> Task brief
Keep the images out while you retype all of the data exactly.
----- Supplied material -----
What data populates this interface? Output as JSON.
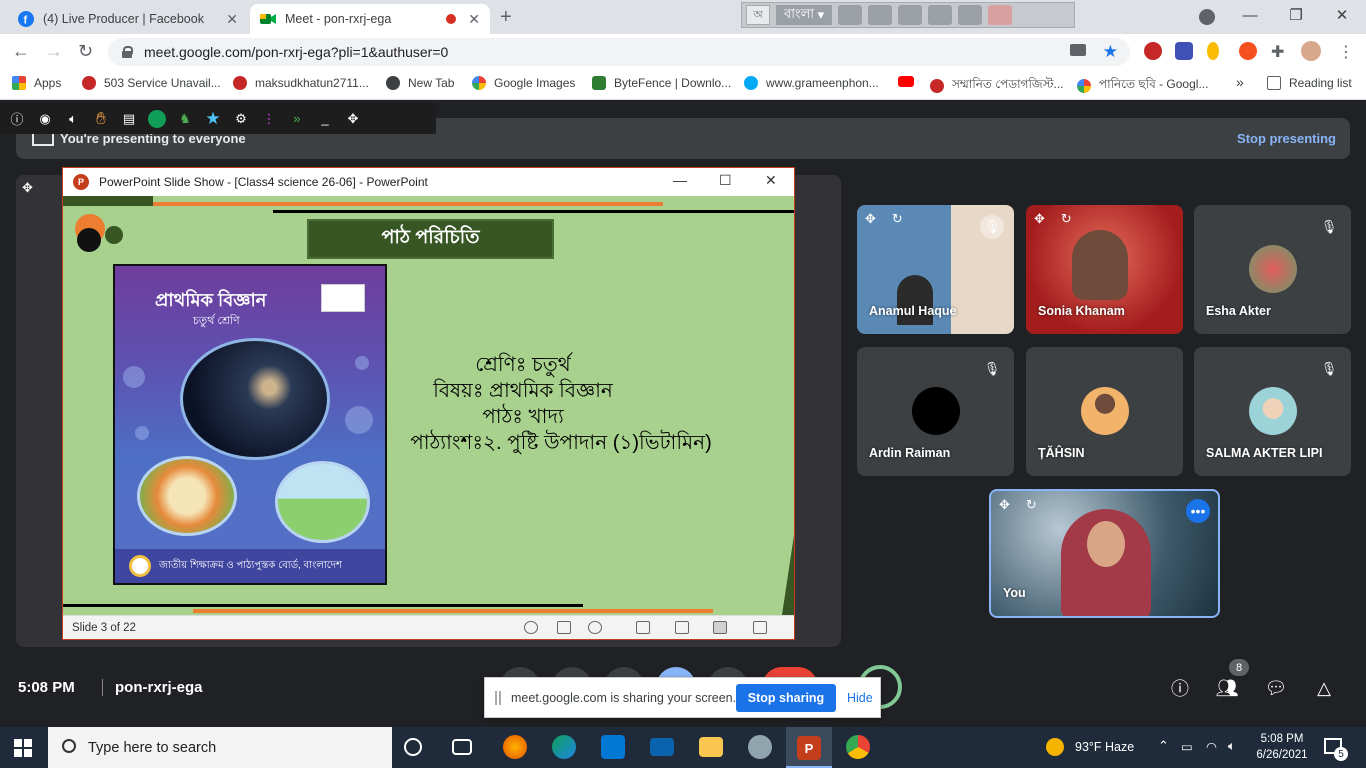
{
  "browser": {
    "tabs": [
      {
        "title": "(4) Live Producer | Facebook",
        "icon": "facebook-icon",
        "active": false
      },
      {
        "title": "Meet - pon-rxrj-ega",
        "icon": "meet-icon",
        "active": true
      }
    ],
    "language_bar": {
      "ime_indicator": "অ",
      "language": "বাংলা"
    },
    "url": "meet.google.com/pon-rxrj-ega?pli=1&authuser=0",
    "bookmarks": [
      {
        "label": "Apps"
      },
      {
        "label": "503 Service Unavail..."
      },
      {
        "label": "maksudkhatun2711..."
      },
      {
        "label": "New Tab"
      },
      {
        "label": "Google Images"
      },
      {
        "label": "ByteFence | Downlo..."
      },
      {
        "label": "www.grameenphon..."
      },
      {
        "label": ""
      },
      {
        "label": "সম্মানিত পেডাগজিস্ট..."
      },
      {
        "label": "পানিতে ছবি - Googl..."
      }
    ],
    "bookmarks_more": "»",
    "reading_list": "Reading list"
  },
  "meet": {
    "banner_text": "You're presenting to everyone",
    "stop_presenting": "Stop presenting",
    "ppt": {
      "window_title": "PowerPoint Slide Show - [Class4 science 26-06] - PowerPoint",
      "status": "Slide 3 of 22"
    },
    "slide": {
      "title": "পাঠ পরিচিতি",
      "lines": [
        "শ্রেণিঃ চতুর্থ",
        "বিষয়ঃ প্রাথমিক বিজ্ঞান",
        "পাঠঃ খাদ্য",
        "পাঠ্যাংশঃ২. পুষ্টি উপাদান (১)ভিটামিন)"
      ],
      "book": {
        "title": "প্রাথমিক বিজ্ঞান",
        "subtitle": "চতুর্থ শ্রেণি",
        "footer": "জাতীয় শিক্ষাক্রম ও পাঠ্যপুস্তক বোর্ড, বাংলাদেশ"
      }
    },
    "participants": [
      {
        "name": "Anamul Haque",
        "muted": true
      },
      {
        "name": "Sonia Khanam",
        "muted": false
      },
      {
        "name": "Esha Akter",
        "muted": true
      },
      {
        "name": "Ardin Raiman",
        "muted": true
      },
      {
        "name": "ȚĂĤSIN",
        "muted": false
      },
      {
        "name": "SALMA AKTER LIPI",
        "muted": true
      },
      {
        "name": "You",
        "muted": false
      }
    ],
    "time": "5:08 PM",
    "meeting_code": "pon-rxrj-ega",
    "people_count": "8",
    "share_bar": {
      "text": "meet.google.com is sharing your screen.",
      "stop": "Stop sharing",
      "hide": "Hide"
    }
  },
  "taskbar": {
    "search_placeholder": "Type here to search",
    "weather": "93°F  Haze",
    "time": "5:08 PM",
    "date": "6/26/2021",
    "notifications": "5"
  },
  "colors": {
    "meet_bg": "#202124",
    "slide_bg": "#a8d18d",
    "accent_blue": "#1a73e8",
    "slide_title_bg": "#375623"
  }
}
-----
> Completed exercise
What data populates this interface? Output as JSON.
{
  "browser": {
    "tabs": [
      {
        "title": "(4) Live Producer | Facebook",
        "icon": "facebook-icon",
        "active": false
      },
      {
        "title": "Meet - pon-rxrj-ega",
        "icon": "meet-icon",
        "active": true
      }
    ],
    "language_bar": {
      "ime_indicator": "অ",
      "language": "বাংলা"
    },
    "url": "meet.google.com/pon-rxrj-ega?pli=1&authuser=0",
    "bookmarks": [
      {
        "label": "Apps"
      },
      {
        "label": "503 Service Unavail..."
      },
      {
        "label": "maksudkhatun2711..."
      },
      {
        "label": "New Tab"
      },
      {
        "label": "Google Images"
      },
      {
        "label": "ByteFence | Downlo..."
      },
      {
        "label": "www.grameenphon..."
      },
      {
        "label": ""
      },
      {
        "label": "সম্মানিত পেডাগজিস্ট..."
      },
      {
        "label": "পানিতে ছবি - Googl..."
      }
    ],
    "bookmarks_more": "»",
    "reading_list": "Reading list"
  },
  "meet": {
    "banner_text": "You're presenting to everyone",
    "stop_presenting": "Stop presenting",
    "ppt": {
      "window_title": "PowerPoint Slide Show - [Class4 science 26-06] - PowerPoint",
      "status": "Slide 3 of 22"
    },
    "slide": {
      "title": "পাঠ পরিচিতি",
      "lines": [
        "শ্রেণিঃ চতুর্থ",
        "বিষয়ঃ প্রাথমিক বিজ্ঞান",
        "পাঠঃ খাদ্য",
        "পাঠ্যাংশঃ২. পুষ্টি উপাদান (১)ভিটামিন)"
      ],
      "book": {
        "title": "প্রাথমিক বিজ্ঞান",
        "subtitle": "চতুর্থ শ্রেণি",
        "footer": "জাতীয় শিক্ষাক্রম ও পাঠ্যপুস্তক বোর্ড, বাংলাদেশ"
      }
    },
    "participants": [
      {
        "name": "Anamul Haque",
        "muted": true
      },
      {
        "name": "Sonia Khanam",
        "muted": false
      },
      {
        "name": "Esha Akter",
        "muted": true
      },
      {
        "name": "Ardin Raiman",
        "muted": true
      },
      {
        "name": "ȚĂĤSIN",
        "muted": false
      },
      {
        "name": "SALMA AKTER LIPI",
        "muted": true
      },
      {
        "name": "You",
        "muted": false
      }
    ],
    "time": "5:08 PM",
    "meeting_code": "pon-rxrj-ega",
    "people_count": "8",
    "share_bar": {
      "text": "meet.google.com is sharing your screen.",
      "stop": "Stop sharing",
      "hide": "Hide"
    }
  },
  "taskbar": {
    "search_placeholder": "Type here to search",
    "weather": "93°F  Haze",
    "time": "5:08 PM",
    "date": "6/26/2021",
    "notifications": "5"
  },
  "colors": {
    "meet_bg": "#202124",
    "slide_bg": "#a8d18d",
    "accent_blue": "#1a73e8",
    "slide_title_bg": "#375623"
  }
}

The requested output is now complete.